======== MATERIALS PROVIDED
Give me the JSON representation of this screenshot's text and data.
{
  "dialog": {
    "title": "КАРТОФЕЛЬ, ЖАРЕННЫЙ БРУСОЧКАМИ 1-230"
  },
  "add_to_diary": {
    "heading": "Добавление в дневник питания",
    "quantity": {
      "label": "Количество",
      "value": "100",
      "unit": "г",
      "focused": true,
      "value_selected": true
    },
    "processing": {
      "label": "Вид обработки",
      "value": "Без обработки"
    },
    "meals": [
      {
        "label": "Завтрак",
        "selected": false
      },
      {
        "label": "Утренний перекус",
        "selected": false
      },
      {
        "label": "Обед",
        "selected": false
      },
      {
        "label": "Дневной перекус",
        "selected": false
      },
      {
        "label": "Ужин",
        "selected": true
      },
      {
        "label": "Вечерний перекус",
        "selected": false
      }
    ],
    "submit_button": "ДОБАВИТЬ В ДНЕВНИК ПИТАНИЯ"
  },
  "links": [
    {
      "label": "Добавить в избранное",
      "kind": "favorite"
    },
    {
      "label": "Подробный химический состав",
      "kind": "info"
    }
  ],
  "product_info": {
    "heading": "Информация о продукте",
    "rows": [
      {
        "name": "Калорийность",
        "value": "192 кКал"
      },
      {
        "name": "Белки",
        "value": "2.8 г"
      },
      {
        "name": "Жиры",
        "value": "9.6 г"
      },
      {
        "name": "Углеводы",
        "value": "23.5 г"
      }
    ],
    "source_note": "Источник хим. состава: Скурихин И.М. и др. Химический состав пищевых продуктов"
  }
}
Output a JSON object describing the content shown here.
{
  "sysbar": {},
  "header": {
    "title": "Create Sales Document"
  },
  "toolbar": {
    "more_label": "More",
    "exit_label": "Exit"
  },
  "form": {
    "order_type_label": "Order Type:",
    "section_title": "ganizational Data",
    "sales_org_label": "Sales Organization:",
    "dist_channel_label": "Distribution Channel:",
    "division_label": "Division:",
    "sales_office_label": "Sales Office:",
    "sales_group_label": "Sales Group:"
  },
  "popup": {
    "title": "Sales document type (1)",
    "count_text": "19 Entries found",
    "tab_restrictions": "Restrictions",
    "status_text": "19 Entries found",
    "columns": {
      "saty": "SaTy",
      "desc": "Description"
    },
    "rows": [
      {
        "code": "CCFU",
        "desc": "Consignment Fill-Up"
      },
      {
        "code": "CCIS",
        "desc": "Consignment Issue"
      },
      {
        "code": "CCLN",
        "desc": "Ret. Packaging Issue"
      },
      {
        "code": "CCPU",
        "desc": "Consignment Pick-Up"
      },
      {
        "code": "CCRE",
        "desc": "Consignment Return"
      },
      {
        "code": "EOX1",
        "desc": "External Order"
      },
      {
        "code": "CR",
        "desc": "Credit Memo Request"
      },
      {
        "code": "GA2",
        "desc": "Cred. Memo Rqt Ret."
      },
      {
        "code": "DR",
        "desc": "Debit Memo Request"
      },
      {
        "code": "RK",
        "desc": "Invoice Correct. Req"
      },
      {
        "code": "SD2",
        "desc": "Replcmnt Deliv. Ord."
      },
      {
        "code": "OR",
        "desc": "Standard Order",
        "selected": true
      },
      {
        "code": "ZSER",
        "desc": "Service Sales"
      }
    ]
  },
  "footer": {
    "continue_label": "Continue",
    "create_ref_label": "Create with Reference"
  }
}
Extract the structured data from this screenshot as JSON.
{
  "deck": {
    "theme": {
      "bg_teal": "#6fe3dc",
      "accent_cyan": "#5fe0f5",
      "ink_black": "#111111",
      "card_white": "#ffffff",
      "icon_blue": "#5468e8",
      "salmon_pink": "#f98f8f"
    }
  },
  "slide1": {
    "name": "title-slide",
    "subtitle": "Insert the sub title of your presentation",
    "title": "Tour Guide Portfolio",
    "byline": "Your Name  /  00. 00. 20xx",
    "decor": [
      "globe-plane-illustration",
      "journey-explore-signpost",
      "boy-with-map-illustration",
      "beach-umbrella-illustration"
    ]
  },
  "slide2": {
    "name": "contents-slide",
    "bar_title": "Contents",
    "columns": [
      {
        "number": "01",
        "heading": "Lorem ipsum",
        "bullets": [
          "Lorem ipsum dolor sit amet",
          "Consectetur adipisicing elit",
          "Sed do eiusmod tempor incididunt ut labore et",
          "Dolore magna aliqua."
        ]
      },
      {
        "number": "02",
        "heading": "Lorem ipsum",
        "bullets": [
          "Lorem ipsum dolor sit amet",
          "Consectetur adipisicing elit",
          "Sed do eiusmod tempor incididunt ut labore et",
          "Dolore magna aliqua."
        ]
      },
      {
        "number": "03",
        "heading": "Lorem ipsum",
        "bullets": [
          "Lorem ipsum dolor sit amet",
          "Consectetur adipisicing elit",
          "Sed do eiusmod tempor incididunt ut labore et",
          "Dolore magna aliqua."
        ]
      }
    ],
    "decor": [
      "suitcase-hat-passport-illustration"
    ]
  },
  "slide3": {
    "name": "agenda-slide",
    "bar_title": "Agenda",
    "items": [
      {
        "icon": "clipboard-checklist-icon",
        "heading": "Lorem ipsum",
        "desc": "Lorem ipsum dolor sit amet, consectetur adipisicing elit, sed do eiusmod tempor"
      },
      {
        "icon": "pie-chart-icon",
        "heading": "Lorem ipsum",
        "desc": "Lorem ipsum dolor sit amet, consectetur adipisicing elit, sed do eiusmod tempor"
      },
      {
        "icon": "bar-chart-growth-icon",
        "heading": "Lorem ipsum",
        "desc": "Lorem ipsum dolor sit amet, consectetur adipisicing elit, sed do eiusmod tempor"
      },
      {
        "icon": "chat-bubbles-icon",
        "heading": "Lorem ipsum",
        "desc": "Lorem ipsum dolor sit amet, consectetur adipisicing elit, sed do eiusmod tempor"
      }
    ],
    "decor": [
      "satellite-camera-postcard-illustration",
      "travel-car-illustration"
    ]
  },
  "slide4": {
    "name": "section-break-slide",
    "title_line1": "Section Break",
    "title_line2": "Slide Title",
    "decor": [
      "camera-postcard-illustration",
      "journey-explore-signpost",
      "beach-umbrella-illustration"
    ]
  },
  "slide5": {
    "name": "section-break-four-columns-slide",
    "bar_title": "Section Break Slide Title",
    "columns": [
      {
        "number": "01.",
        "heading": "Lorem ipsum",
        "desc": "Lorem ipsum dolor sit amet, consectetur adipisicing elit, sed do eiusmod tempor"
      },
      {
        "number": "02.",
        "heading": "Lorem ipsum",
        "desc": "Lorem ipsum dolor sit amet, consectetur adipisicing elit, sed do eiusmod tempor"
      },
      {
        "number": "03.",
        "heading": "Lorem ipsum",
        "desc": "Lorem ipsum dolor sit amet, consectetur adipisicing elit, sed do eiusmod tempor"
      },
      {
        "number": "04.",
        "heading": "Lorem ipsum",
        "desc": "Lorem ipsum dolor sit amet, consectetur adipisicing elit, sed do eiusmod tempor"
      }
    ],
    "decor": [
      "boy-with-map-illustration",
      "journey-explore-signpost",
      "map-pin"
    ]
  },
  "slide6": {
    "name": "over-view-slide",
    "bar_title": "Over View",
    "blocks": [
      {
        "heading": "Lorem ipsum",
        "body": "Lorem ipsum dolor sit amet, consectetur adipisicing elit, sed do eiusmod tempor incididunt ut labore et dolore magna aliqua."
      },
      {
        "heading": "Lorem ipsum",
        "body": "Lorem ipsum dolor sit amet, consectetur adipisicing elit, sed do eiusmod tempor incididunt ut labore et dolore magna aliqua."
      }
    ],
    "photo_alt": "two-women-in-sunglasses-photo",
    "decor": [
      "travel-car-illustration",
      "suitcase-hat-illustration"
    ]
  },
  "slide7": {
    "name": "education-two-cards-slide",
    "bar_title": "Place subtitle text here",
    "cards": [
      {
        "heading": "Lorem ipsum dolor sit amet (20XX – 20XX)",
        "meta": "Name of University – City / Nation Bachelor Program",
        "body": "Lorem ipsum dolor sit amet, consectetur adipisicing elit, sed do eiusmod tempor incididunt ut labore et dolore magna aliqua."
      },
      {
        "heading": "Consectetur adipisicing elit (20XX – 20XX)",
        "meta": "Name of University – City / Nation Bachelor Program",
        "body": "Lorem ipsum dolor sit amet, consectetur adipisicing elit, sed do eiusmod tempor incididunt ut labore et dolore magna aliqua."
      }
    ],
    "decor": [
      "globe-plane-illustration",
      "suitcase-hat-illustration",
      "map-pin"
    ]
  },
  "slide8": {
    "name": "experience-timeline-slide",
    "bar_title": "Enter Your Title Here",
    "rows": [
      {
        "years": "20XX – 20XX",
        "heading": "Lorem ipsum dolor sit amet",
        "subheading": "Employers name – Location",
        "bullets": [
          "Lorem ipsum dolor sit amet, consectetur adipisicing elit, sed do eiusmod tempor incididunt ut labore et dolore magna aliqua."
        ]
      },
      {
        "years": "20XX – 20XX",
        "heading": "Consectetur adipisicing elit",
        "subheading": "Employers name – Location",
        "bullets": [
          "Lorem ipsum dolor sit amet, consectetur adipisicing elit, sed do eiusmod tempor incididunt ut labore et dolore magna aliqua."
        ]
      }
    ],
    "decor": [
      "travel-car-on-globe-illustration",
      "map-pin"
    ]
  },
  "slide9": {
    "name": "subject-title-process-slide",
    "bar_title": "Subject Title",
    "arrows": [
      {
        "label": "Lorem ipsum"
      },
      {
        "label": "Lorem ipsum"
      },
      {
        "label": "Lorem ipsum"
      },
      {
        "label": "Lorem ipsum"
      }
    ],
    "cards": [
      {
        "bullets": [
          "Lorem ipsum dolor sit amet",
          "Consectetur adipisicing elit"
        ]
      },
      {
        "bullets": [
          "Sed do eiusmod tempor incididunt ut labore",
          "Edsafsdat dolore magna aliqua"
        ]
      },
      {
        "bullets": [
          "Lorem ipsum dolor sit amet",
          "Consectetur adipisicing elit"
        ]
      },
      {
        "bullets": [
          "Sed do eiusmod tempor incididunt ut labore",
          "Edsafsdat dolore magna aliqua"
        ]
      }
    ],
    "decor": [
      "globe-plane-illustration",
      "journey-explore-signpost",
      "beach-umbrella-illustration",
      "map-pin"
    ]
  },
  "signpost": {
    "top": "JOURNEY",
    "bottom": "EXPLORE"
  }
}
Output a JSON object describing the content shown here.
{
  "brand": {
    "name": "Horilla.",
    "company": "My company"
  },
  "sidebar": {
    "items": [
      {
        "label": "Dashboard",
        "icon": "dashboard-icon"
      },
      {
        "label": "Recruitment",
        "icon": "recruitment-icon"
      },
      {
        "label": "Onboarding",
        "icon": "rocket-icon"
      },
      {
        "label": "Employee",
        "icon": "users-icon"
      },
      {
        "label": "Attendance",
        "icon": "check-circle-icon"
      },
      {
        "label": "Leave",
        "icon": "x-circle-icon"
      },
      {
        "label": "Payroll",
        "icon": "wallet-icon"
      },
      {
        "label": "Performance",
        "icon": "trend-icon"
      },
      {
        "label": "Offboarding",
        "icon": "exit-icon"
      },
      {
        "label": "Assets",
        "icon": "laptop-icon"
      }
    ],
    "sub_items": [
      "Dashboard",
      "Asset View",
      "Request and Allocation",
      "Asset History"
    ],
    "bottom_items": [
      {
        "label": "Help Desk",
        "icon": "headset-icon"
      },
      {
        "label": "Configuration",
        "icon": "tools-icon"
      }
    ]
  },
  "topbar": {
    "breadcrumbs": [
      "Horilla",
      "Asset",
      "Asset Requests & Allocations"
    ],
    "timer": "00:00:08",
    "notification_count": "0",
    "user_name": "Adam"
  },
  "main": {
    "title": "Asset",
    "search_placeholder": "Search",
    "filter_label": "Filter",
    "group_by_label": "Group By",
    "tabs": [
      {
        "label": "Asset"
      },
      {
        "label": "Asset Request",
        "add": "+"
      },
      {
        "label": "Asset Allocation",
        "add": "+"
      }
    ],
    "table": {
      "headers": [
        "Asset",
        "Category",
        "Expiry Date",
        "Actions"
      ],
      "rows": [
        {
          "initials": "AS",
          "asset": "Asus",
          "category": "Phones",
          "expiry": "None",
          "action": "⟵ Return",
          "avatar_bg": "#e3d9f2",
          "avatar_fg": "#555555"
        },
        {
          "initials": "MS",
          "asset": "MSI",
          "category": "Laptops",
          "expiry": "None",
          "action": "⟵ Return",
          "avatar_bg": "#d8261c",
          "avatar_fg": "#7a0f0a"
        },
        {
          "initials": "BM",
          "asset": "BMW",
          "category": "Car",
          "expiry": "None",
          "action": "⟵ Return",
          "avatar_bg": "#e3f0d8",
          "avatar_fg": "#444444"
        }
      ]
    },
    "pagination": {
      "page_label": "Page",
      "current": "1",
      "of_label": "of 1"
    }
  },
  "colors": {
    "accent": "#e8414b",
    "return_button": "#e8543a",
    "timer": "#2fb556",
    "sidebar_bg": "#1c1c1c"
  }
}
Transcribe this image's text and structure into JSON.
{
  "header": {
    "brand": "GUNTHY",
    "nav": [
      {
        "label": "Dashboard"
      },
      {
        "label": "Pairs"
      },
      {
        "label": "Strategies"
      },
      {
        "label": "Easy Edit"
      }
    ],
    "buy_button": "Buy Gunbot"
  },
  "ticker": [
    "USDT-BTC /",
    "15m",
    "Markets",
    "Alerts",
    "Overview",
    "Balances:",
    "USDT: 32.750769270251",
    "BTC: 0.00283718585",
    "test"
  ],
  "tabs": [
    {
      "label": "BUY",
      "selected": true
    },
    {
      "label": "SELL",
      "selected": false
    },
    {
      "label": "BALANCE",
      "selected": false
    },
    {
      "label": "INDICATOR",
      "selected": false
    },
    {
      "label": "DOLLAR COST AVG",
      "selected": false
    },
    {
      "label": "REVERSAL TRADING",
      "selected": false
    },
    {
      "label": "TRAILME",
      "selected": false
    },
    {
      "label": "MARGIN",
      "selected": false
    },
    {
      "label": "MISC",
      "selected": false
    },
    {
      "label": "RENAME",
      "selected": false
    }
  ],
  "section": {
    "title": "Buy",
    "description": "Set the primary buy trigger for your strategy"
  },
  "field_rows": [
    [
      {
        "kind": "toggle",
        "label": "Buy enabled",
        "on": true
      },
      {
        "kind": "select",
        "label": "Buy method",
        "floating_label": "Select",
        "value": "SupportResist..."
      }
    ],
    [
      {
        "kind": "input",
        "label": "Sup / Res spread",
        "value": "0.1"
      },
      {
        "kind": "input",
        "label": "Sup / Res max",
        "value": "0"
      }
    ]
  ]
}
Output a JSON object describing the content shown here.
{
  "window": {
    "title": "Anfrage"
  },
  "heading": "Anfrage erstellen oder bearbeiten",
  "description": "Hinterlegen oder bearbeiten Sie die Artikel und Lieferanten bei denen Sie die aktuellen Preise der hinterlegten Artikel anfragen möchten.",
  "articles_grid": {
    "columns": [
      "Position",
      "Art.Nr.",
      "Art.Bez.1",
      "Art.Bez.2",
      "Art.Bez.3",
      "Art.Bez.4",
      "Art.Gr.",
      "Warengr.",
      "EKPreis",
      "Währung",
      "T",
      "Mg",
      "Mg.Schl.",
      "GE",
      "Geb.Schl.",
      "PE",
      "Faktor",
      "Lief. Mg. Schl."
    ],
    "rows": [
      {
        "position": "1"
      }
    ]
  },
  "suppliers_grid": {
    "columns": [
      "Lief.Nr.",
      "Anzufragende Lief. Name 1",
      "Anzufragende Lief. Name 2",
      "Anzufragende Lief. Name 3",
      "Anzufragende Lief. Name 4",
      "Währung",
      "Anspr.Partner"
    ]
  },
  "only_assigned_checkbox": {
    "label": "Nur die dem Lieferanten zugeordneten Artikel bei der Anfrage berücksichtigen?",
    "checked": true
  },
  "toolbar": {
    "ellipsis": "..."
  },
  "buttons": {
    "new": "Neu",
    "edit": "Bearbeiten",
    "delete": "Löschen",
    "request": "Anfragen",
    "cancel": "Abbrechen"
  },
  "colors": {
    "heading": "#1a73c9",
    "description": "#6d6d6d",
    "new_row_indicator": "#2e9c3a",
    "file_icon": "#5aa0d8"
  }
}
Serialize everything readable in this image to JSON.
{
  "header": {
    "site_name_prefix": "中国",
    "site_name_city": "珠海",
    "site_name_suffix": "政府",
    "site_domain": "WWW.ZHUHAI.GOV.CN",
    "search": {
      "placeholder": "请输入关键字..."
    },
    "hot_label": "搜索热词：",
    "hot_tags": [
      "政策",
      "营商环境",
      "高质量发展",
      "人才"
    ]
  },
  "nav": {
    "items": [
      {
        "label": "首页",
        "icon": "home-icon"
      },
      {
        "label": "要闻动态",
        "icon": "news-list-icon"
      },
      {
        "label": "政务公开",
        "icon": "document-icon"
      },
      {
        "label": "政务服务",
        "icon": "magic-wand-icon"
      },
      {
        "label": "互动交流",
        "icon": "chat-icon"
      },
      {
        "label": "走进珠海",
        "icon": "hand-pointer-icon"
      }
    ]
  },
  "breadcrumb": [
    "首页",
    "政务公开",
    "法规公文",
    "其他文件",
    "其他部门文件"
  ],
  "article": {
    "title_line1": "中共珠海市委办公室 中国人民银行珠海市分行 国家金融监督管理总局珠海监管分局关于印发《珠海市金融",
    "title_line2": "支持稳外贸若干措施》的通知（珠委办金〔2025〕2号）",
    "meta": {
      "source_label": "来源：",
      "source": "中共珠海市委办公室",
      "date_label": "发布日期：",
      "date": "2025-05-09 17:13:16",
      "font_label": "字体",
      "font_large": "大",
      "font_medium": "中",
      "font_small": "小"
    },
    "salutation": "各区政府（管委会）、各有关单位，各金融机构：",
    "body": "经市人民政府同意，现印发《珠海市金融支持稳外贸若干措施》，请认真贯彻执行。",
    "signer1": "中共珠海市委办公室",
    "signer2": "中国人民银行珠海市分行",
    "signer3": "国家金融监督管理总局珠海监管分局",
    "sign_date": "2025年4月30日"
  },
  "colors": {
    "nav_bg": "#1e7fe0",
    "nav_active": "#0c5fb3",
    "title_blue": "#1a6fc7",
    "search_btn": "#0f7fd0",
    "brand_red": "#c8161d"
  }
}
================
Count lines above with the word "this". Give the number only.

RESPONSE BOX:
4